■ AIM OF THE EXERCISE
Look for "name" in the records and copy every line that has it.

Element data from apps and pages
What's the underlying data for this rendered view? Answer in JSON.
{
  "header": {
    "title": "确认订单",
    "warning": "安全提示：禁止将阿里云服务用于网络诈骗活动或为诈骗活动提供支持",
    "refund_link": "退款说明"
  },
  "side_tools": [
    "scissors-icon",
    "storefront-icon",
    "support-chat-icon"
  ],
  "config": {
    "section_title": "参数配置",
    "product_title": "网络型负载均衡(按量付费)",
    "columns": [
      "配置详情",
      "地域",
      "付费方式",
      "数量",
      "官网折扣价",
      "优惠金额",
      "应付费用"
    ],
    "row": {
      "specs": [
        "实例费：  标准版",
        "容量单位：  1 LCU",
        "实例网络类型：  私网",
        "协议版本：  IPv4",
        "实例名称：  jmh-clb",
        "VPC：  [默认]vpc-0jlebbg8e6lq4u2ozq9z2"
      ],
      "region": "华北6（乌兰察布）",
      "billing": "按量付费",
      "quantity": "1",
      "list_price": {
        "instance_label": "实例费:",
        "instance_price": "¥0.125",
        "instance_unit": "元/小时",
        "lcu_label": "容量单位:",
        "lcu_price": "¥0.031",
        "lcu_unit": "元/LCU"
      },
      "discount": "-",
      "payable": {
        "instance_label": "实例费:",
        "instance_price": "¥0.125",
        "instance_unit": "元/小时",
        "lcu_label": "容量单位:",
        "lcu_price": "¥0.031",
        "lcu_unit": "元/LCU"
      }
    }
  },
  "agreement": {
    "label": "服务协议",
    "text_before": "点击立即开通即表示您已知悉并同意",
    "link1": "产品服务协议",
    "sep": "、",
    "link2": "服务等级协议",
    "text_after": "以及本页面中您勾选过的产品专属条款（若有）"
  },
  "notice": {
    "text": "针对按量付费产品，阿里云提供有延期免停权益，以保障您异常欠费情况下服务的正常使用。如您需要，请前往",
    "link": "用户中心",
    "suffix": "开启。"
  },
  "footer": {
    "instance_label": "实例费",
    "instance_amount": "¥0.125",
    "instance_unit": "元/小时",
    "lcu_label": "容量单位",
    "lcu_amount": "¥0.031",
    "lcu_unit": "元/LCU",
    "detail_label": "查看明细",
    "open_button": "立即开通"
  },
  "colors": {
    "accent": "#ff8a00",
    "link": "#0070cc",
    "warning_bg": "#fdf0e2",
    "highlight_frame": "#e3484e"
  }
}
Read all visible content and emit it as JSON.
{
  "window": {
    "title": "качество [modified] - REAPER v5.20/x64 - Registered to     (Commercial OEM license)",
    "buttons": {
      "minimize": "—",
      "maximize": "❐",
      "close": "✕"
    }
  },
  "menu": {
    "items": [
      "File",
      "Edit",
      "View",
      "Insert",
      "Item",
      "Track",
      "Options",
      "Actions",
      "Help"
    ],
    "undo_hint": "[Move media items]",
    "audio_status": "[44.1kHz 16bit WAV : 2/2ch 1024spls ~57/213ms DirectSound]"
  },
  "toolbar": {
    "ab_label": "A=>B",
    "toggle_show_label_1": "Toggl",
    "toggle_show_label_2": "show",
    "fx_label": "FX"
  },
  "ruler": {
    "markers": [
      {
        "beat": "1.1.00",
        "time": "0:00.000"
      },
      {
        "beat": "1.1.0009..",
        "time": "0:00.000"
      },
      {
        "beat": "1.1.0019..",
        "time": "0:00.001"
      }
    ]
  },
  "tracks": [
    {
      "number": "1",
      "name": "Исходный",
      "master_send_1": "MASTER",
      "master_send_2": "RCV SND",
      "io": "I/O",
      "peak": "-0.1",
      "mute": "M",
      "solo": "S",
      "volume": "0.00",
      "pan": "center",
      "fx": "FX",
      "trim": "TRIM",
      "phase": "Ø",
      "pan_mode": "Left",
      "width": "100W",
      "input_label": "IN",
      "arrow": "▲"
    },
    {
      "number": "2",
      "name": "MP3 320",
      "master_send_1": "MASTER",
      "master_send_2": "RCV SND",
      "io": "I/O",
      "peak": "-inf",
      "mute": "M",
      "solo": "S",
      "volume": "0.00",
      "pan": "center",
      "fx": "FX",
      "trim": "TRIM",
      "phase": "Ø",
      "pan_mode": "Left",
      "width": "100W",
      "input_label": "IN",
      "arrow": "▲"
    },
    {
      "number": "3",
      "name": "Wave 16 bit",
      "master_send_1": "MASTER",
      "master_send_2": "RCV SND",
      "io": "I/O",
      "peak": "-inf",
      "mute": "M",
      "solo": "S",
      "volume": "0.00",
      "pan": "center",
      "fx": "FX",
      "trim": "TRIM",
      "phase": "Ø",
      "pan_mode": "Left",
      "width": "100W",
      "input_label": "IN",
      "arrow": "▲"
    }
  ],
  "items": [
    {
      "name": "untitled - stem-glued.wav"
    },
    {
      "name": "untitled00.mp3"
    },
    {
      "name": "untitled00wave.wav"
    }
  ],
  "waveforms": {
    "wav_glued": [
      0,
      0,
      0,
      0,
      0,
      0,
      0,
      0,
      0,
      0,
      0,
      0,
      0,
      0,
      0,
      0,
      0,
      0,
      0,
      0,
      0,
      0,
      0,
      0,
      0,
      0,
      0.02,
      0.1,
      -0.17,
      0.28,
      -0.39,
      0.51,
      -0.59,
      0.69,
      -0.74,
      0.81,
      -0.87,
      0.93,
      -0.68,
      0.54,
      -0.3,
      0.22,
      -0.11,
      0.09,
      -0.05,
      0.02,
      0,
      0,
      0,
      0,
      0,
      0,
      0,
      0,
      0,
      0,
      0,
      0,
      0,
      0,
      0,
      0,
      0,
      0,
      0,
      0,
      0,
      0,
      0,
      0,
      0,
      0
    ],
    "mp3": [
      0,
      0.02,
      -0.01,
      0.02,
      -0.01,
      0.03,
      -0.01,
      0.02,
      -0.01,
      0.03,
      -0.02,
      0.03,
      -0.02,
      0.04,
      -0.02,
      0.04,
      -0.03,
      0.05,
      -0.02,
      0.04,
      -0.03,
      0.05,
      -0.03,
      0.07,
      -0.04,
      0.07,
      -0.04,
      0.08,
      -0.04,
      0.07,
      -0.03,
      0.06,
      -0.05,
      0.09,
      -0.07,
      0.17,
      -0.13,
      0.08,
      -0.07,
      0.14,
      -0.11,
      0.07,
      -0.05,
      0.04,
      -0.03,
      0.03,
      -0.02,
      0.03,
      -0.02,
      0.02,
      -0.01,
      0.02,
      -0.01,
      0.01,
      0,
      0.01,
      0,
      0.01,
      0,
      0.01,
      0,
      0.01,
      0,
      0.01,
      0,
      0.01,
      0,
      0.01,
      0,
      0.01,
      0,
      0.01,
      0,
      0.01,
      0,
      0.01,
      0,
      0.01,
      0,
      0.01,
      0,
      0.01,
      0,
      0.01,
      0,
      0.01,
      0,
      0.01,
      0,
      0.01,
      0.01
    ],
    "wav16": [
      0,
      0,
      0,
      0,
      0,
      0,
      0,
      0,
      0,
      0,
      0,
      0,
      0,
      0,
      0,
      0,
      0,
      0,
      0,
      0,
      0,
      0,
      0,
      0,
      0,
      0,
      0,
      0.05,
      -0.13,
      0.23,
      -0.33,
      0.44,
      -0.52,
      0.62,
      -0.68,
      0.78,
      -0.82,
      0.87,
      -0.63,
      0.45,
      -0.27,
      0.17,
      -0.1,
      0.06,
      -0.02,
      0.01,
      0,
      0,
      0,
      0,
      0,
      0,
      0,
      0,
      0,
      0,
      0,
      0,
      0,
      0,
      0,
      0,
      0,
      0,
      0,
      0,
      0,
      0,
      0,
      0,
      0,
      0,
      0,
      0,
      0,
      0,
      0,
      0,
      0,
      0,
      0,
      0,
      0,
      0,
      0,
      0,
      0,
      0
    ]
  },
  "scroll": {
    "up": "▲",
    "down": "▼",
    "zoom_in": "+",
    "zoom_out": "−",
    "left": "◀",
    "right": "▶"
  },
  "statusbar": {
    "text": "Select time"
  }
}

■ OUTPUT FOR THIS EXERCISE
      "name": "Исходный",
      "name": "MP3 320",
      "name": "Wave 16 bit",
      "name": "untitled - stem-glued.wav"
      "name": "untitled00.mp3"
      "name": "untitled00wave.wav"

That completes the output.